That particular night all male pupils did not sleep in dormitories but we were deployed to guard the school, including the girls’ section, as there was a strong rumour that the villagers had mobilised themselves to counter-attack under cover of darkness.
It was an unfortunate incident which did not reflect the kind of relations that had existed between the two parties in the past.
The villagers were generally very kind and compassionate towards pupils knowing that many of them had left their parents and guardians very far away.
Fortunately, peace was restored.
We were more affected by the conflict because for a whole week there was nothing at our beloved Zanzibar Market (Pa Zanzi) near Cohen (Mwakoweni) Compound.
There was no amabote (boiled fresh cassava), no ozamwina (fried fish), no ifitumbuwa (fritters) and no tutobomutwe (home-made crunchy cookies).
It was dangerous to sneak into Kashikishi to buy the delicacies.
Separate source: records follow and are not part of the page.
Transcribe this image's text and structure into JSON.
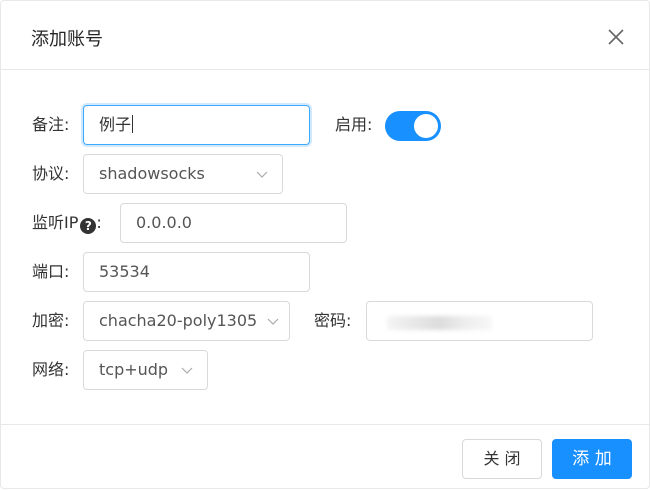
{
  "dialog": {
    "title": "添加账号",
    "close_icon": "close-icon"
  },
  "form": {
    "remark": {
      "label": "备注:",
      "value": "例子"
    },
    "enable": {
      "label": "启用:",
      "checked": true,
      "accent": "#1890ff"
    },
    "protocol": {
      "label": "协议:",
      "value": "shadowsocks",
      "icon": "chevron-down-icon"
    },
    "listen_ip": {
      "label": "监听IP",
      "help": "?",
      "colon": ":",
      "value": "0.0.0.0"
    },
    "port": {
      "label": "端口:",
      "value": "53534"
    },
    "encryption": {
      "label": "加密:",
      "value": "chacha20-poly1305",
      "icon": "chevron-down-icon"
    },
    "password": {
      "label": "密码:"
    },
    "network": {
      "label": "网络:",
      "value": "tcp+udp",
      "icon": "chevron-down-icon"
    }
  },
  "footer": {
    "close_label": "关 闭",
    "add_label": "添 加",
    "primary_color": "#1890ff"
  }
}
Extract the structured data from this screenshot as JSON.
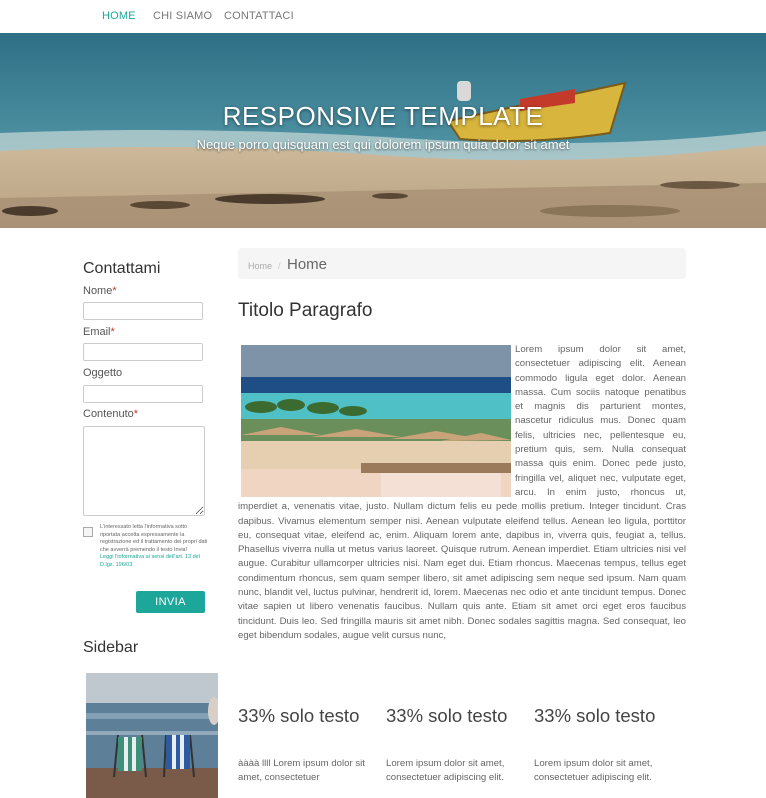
{
  "nav": {
    "items": [
      {
        "label": "HOME",
        "active": true
      },
      {
        "label": "CHI SIAMO",
        "active": false
      },
      {
        "label": "CONTATTACI",
        "active": false
      }
    ]
  },
  "hero": {
    "title": "RESPONSIVE TEMPLATE",
    "subtitle": "Neque porro quisquam est qui dolorem ipsum quia dolor sit amet"
  },
  "contact_form": {
    "title": "Contattami",
    "name_label": "Nome",
    "email_label": "Email",
    "subject_label": "Oggetto",
    "content_label": "Contenuto",
    "required_mark": "*",
    "name_value": "",
    "email_value": "",
    "subject_value": "",
    "content_value": "",
    "privacy_text": "L'interessato letta l'informativa sotto riportata accetta espressamente la registrazione ed il trattamento dei propri dati che avverrà premendo il testo Invia!",
    "privacy_link": "Leggi l'informativa ai sensi dell'art. 13 del D.lgs. 196/03",
    "submit_label": "INVIA"
  },
  "sidebar": {
    "title": "Sidebar"
  },
  "breadcrumb": {
    "home_link": "Home",
    "separator": "/",
    "current": "Home"
  },
  "article": {
    "title": "Titolo Paragrafo",
    "body": "Lorem ipsum dolor sit amet, consectetuer adipiscing elit. Aenean commodo ligula eget dolor. Aenean massa. Cum sociis natoque penatibus et magnis dis parturient montes, nascetur ridiculus mus. Donec quam felis, ultricies nec, pellentesque eu, pretium quis, sem. Nulla consequat massa quis enim. Donec pede justo, fringilla vel, aliquet nec, vulputate eget, arcu. In enim justo, rhoncus ut, imperdiet a, venenatis vitae, justo. Nullam dictum felis eu pede mollis pretium. Integer tincidunt. Cras dapibus. Vivamus elementum semper nisi. Aenean vulputate eleifend tellus. Aenean leo ligula, porttitor eu, consequat vitae, eleifend ac, enim. Aliquam lorem ante, dapibus in, viverra quis, feugiat a, tellus. Phasellus viverra nulla ut metus varius laoreet. Quisque rutrum. Aenean imperdiet. Etiam ultricies nisi vel augue. Curabitur ullamcorper ultricies nisi. Nam eget dui. Etiam rhoncus. Maecenas tempus, tellus eget condimentum rhoncus, sem quam semper libero, sit amet adipiscing sem neque sed ipsum. Nam quam nunc, blandit vel, luctus pulvinar, hendrerit id, lorem. Maecenas nec odio et ante tincidunt tempus. Donec vitae sapien ut libero venenatis faucibus. Nullam quis ante. Etiam sit amet orci eget eros faucibus tincidunt. Duis leo. Sed fringilla mauris sit amet nibh. Donec sodales sagittis magna. Sed consequat, leo eget bibendum sodales, augue velit cursus nunc,"
  },
  "columns": [
    {
      "title": "33% solo testo",
      "text": "àààà llll Lorem ipsum dolor sit amet, consectetuer"
    },
    {
      "title": "33% solo testo",
      "text": "Lorem ipsum dolor sit amet, consectetuer adipiscing elit."
    },
    {
      "title": "33% solo testo",
      "text": "Lorem ipsum dolor sit amet, consectetuer adipiscing elit."
    }
  ],
  "colors": {
    "accent": "#1ca79a",
    "required": "#c0392b"
  }
}
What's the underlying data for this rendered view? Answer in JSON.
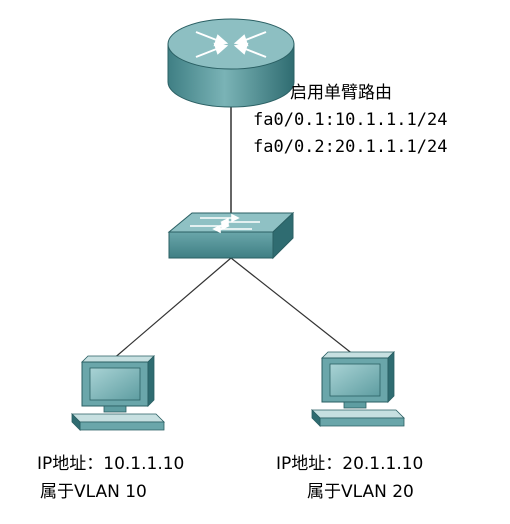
{
  "router": {
    "title": "启用单臂路由",
    "sub1": "fa0/0.1:10.1.1.1/24",
    "sub2": "fa0/0.2:20.1.1.1/24"
  },
  "pc_left": {
    "ip": "IP地址：10.1.1.10",
    "vlan": "属于VLAN 10"
  },
  "pc_right": {
    "ip": "IP地址：20.1.1.10",
    "vlan": "属于VLAN 20"
  },
  "colors": {
    "device_teal": "#4f8f94",
    "device_light": "#8fc1c4",
    "device_dark": "#2d6a70",
    "line": "#333333"
  }
}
We were therefore very happy when the villagers started coming to Zanzi again.
Mr Katebe recalled the episode with relish.
“It’s me who sparked the riot in 1980 after the villagers waylaid me and beat me up as I was returning from hospital,” he recalled proudly.
I was surprised to find Mr Kabaso Malisa, my former classmate and senior member of the study group I belonged to.
The other members were Chrispin Mutale, Nyemba Vincent and Bernard Sangweni.
We were also members of the Reggae Club (Jah men).
It was a wonderful reunion, and we resolved that all Lusaka-based former Nchezy pupils meet bimonthly at the Natives near Break Point.
Our secretary, Fani Chirwa, will announce the date on the Nchezy Alumni WhatsApp group. See you there!